Your money came out of, or went into, wormy old wooden drawers, particles of which flew up your nose and down your throat when they were opened and shut.
The sky was gloomy, and the shortest streets were choked up with a dingy mist, half thawed, half frozen, whose heavier particles descended in shower of sooty atoms, as if all the chimneys in Great Britain had, by one consent, caught fire, and were blazing away to their dear hearts' content.

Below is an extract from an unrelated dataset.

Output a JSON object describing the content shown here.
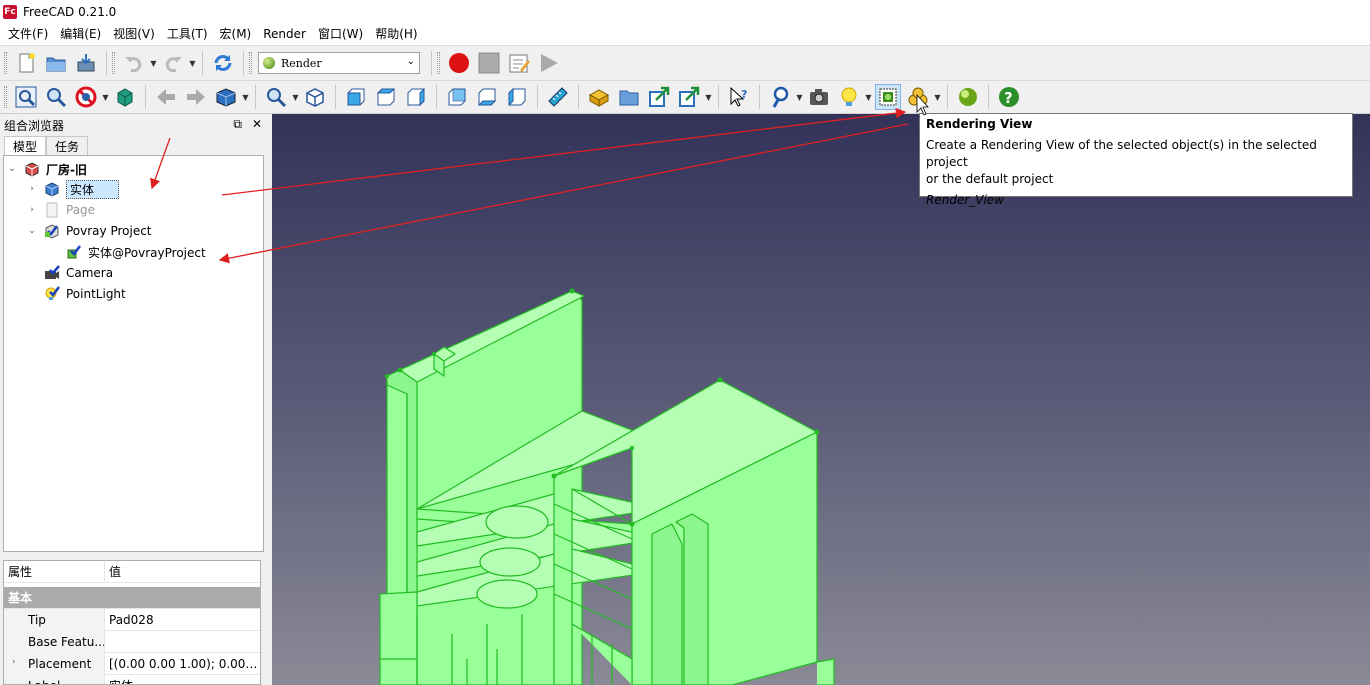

The frozen particles of ice, brushed from the blades of grass by the wind, and borne across my face; the hard clatter of the horse's hoofs, beating a tune upon the ground; the stiff-tilled soil; the snowdrift, lightly eddying in the chalk-pit as the breeze ruffled it; the smoking team with the waggon of old hay, stopping to breathe on the hill-top, and shaking their bells musically; the whitened slopes and sweeps of Down-land lying against the dark sky, as if they were drawn on a huge slate!
Some were condensing air into a dry tangible substance, by extracting the nitre, and letting the aqueous or fluid particles percolate; others softening marble, for pillows and pin-cushions; others petrifying the hoofs of a living horse, to preserve them from foundering.
And just as the particles of a human body change every six or seven years, without disturb- ing the body, so the particles of our telephone systems have changed repeatedly without any interruption of traffic.
The garden, about half an acre in size, is margined by the Brillante, so named from the particles of mica which sparkle in its bed elsewhere than in the Val- Noble, where its shallow waters are stained by the dyehouses, and loaded with refuse from the other industries of the town.
It is only a massing of phosphoric particles," cried one of the officers.
Nor could the young bride any longer deny that a radiance was breaking through the mist, and changing its dim hue to a dusky red, which continually grew more vivid, as if brilliant particles were interfused with the gloom.
Thrusting his hand, then, into the bosom of this capacious receptacle, he first brought to light about a pound of tobacco, whose component parts still adhered together, the whole outside being covered with soft particles of sea-bread.